Stored items
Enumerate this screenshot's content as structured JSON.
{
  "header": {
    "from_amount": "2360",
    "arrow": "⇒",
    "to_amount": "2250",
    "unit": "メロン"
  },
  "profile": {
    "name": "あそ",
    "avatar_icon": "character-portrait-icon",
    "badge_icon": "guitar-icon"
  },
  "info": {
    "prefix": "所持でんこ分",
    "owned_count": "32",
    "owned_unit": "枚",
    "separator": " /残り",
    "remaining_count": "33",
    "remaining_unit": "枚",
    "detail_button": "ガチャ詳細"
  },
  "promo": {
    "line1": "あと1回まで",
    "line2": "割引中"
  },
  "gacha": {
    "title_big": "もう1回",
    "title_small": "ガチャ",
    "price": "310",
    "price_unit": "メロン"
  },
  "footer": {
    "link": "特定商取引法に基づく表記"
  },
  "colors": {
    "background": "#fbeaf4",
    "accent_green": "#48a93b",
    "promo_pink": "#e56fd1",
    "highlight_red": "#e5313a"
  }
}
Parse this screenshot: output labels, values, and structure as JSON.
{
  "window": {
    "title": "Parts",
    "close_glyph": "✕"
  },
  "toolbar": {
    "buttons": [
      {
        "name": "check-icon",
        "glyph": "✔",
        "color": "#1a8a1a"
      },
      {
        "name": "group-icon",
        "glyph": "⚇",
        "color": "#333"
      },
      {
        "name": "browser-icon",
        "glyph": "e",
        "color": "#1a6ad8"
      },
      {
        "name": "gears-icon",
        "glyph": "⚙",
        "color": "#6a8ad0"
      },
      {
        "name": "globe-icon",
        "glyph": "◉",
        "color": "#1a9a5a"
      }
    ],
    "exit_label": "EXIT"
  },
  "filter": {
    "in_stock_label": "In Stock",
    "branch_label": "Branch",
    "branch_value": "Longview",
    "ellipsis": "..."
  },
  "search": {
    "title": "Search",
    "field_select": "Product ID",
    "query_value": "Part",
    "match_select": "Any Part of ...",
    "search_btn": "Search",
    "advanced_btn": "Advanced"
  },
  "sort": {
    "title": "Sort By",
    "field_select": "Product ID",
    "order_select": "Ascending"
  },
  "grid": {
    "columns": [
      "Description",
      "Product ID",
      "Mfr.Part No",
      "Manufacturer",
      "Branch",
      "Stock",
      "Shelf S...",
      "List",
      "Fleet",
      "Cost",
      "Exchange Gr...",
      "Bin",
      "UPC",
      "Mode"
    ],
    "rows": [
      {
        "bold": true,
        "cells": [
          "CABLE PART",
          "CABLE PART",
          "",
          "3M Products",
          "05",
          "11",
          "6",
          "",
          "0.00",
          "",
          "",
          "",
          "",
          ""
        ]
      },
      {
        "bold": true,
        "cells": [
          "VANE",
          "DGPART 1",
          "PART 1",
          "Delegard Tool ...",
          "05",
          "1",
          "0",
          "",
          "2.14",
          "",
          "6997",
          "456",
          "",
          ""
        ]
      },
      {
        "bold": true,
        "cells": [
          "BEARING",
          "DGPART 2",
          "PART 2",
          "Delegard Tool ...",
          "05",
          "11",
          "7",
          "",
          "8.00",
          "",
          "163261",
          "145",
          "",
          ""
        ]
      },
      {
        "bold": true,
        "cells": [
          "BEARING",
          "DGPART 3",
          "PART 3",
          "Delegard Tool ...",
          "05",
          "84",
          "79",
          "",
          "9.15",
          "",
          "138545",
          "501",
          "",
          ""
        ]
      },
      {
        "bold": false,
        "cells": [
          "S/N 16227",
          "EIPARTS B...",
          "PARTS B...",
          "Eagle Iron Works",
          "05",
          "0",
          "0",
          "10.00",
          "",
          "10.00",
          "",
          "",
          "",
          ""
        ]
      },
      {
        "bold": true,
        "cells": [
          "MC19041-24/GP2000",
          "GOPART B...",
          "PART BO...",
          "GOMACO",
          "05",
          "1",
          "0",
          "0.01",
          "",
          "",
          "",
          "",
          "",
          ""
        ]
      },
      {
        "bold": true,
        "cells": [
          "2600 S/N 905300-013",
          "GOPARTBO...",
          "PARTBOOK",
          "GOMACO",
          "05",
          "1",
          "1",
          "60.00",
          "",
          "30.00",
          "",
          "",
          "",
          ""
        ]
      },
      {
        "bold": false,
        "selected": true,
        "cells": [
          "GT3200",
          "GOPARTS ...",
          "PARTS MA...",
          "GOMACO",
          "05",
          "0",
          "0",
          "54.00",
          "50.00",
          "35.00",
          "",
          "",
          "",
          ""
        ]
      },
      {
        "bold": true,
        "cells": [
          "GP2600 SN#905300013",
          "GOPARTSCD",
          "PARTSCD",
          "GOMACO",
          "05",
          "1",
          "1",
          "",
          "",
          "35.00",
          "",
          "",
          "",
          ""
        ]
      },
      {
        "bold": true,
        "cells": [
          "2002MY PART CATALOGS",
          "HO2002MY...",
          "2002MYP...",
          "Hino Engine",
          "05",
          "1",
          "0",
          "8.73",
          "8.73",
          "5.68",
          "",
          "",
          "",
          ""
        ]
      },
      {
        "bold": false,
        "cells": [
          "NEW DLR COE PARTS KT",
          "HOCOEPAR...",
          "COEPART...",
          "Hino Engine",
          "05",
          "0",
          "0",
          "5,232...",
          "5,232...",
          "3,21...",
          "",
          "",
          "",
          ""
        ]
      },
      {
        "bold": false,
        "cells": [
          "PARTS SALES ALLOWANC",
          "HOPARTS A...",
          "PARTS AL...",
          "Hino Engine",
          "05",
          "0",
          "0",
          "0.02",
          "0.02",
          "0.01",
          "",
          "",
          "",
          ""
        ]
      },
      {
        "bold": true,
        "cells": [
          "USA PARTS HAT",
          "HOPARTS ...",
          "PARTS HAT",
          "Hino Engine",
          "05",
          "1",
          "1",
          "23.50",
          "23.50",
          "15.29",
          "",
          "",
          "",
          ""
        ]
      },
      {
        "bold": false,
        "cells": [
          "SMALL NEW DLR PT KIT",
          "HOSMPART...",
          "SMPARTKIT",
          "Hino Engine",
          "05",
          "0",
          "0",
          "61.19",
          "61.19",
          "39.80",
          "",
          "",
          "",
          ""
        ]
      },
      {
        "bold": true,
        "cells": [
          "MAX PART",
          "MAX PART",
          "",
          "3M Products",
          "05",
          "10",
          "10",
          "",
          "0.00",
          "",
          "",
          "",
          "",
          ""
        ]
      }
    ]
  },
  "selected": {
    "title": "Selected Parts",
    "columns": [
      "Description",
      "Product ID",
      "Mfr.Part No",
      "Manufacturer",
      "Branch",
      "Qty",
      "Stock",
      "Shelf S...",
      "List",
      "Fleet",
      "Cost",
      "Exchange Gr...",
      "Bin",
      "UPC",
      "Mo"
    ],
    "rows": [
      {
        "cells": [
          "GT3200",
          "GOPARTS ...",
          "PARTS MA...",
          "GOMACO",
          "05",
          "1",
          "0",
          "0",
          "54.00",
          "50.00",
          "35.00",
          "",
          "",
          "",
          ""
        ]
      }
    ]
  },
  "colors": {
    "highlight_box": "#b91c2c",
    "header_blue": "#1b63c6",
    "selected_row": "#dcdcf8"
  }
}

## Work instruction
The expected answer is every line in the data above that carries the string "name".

## Solved exercise
    "name": "あそ",
        "name": "check-icon",
        "name": "group-icon",
        "name": "browser-icon",
        "name": "gears-icon",
        "name": "globe-icon",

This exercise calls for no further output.